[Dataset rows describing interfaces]
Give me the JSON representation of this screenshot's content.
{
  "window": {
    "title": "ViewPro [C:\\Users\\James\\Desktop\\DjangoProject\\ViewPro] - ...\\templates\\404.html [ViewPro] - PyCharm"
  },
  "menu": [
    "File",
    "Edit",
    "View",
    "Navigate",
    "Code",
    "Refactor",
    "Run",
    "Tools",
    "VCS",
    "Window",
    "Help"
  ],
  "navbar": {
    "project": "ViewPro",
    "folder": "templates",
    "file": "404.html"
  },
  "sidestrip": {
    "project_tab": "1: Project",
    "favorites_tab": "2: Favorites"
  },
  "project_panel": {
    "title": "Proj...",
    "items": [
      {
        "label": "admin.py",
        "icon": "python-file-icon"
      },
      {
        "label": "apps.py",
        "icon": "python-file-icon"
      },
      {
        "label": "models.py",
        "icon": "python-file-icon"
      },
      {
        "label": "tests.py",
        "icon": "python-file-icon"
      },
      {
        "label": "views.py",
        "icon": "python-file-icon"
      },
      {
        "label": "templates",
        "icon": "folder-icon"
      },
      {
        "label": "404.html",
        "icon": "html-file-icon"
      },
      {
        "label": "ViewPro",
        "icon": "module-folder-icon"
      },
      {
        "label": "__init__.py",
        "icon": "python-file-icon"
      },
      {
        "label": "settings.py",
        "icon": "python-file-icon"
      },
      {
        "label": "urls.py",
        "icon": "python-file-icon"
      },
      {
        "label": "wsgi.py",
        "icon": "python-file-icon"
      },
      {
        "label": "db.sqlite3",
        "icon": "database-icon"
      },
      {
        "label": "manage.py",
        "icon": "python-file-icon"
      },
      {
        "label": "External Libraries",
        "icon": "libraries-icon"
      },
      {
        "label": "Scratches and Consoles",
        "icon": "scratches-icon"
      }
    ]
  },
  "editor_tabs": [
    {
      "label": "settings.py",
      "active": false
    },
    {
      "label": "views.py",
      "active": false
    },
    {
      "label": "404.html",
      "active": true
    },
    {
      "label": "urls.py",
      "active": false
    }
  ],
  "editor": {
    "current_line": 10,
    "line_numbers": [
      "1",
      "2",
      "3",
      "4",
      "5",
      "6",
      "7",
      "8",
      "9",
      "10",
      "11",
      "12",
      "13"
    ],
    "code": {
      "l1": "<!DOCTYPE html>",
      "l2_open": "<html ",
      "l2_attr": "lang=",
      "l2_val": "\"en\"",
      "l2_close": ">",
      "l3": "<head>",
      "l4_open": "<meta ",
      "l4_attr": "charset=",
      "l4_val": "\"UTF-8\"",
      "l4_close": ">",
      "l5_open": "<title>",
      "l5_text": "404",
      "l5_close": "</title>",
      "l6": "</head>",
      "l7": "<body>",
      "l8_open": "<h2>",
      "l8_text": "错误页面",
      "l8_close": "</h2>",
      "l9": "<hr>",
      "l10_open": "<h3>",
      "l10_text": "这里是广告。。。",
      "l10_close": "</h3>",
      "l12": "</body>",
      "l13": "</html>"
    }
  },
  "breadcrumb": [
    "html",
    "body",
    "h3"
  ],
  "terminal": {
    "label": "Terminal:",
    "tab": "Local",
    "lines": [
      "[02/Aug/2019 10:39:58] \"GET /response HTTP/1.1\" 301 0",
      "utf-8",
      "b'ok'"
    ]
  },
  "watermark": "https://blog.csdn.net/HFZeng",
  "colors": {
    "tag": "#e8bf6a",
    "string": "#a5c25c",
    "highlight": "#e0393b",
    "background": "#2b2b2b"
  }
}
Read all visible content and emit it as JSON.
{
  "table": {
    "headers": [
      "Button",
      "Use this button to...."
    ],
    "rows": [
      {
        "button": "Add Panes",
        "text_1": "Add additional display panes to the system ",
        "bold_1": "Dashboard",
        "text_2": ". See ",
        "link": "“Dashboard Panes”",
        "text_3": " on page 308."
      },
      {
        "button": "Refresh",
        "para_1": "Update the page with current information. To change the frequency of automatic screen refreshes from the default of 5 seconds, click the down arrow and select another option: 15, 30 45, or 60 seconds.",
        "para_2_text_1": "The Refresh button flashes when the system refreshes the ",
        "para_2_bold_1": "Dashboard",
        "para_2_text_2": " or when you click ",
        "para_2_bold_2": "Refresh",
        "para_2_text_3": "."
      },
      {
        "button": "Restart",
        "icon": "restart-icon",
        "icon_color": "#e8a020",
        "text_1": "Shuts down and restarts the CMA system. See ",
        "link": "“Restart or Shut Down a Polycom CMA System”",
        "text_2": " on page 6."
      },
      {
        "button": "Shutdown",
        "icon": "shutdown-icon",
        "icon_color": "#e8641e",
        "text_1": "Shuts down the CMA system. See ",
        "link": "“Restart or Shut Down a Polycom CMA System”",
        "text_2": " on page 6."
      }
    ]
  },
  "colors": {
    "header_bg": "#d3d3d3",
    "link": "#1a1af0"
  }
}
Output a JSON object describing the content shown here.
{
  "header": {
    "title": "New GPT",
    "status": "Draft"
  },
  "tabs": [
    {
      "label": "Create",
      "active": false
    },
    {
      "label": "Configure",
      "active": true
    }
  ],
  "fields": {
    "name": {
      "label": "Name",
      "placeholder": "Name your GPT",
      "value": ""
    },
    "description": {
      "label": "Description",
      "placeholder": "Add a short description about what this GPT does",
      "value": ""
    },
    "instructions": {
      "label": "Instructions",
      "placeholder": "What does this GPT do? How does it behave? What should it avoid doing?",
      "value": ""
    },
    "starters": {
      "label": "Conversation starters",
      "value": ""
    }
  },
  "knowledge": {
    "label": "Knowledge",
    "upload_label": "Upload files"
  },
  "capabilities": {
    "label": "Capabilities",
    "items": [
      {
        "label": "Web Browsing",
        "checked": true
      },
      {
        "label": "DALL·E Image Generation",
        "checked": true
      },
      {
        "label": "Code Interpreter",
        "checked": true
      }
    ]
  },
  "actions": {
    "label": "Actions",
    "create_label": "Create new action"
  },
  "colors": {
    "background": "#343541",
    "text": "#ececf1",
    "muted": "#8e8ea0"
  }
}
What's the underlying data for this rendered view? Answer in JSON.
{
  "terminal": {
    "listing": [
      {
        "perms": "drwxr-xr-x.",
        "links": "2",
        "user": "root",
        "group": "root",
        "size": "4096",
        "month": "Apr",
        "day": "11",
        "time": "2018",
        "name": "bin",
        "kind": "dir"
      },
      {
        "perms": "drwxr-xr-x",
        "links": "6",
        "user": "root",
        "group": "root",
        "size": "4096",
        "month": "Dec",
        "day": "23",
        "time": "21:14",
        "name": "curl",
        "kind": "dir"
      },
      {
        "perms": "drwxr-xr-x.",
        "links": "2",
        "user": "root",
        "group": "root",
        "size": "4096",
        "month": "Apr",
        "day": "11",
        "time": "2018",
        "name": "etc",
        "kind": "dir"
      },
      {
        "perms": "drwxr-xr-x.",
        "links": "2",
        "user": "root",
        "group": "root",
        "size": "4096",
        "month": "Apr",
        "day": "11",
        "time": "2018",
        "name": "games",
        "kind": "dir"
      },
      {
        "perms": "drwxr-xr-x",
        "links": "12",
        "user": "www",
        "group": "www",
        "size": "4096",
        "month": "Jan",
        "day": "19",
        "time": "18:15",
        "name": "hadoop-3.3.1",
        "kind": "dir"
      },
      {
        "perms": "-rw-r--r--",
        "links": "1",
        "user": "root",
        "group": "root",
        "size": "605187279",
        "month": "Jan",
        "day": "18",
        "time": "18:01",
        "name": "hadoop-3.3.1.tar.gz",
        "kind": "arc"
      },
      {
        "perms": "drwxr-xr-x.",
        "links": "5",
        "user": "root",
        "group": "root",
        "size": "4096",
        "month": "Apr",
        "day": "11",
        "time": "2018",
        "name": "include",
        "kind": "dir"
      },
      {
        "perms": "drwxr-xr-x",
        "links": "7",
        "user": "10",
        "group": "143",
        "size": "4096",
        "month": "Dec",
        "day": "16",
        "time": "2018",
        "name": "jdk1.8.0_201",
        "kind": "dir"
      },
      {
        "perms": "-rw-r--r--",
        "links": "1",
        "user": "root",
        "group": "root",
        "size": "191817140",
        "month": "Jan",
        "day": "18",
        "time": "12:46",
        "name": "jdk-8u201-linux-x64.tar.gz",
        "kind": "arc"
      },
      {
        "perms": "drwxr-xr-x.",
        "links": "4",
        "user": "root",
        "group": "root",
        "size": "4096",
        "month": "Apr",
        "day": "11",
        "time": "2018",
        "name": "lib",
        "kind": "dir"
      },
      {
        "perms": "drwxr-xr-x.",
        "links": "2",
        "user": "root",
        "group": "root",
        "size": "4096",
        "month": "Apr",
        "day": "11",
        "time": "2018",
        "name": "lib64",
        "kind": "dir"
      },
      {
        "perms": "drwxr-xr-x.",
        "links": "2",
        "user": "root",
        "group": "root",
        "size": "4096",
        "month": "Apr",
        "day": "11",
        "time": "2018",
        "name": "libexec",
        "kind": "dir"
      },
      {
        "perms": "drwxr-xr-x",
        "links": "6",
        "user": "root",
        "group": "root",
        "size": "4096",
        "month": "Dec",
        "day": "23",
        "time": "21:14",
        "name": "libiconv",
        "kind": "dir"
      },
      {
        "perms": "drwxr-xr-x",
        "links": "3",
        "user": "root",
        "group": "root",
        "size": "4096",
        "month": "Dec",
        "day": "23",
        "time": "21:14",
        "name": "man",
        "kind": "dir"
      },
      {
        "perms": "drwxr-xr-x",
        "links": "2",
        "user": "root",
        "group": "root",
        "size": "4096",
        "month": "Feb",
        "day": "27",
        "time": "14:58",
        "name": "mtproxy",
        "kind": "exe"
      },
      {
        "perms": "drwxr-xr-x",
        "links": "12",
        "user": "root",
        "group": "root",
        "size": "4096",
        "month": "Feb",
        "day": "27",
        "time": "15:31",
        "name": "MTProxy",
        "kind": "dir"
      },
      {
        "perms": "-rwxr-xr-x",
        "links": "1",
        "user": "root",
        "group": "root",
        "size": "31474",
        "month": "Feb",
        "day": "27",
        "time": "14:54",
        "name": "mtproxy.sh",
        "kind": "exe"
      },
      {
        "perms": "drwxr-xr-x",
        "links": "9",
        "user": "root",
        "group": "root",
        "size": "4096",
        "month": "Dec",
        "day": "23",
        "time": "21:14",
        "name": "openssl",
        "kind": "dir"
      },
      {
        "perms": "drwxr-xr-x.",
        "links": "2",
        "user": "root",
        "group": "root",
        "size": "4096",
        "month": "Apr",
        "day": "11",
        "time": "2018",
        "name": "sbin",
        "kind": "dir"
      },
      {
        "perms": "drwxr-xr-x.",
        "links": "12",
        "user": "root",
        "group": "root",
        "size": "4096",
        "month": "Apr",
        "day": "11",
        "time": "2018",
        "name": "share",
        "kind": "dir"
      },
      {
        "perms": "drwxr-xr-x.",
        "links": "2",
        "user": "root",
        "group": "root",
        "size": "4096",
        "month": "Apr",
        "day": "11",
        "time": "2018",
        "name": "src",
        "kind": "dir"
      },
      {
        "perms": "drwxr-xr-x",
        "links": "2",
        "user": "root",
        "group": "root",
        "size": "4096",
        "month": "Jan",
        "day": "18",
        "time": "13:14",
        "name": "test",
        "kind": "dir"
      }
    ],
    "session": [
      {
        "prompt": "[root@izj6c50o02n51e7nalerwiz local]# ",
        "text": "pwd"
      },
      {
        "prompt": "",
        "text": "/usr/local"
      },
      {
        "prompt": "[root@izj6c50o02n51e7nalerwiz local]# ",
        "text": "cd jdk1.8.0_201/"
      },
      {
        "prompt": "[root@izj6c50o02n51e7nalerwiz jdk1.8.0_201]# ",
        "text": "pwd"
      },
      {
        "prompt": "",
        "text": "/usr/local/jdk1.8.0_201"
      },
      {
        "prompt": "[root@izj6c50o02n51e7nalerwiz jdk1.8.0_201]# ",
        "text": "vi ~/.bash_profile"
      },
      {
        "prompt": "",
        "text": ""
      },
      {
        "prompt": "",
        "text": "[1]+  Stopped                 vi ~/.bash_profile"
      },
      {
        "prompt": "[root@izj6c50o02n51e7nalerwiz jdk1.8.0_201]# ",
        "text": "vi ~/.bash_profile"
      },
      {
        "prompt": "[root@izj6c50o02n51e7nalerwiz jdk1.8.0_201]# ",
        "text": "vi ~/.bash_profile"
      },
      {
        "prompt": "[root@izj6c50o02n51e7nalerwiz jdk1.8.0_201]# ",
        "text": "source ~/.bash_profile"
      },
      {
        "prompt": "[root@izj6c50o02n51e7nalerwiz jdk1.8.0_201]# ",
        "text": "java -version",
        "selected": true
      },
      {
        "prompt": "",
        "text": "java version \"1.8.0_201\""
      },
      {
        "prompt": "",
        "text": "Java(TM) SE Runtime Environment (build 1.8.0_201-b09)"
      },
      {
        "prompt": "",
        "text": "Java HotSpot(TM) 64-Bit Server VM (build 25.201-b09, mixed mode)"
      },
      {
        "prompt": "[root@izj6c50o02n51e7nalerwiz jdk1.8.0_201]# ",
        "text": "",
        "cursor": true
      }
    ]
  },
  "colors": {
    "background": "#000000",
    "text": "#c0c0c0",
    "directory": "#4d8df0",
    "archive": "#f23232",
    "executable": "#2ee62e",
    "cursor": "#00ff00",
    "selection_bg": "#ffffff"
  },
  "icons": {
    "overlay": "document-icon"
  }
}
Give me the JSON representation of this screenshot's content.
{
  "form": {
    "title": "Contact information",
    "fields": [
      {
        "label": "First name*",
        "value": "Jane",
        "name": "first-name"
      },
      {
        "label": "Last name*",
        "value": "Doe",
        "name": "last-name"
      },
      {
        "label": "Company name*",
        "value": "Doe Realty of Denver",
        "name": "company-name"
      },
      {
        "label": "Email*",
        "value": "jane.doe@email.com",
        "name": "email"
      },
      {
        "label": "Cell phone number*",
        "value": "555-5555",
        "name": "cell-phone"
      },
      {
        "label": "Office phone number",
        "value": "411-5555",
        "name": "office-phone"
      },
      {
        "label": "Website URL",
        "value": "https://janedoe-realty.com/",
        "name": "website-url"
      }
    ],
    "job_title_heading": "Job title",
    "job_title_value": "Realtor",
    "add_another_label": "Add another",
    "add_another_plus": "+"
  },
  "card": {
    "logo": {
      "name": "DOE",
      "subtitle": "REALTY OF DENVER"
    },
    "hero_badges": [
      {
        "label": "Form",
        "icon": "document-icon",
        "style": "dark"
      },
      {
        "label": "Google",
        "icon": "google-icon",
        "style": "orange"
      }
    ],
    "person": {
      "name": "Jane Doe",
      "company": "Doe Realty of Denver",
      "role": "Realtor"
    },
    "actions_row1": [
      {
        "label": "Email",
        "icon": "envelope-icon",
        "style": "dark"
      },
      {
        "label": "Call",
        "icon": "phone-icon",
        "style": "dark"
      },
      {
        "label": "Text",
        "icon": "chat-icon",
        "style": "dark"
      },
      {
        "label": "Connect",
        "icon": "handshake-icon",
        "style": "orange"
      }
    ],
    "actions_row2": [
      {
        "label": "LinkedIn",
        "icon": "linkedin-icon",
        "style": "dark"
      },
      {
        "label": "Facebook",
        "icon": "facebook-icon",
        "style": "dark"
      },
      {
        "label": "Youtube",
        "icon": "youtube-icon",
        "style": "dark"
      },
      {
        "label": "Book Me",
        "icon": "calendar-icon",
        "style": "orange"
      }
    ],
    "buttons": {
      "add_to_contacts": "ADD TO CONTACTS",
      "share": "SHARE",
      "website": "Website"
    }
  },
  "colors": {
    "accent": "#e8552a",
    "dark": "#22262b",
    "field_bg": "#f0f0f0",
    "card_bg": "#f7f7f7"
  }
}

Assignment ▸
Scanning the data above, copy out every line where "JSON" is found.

Answer section ▸
Give me the JSON representation of this screenshot's content.
Read all visible content and emit it as JSON.
Output a JSON object describing the content shown here.
What's the underlying data for this rendered view? Answer in JSON.
Give me the JSON representation of this screenshot's content.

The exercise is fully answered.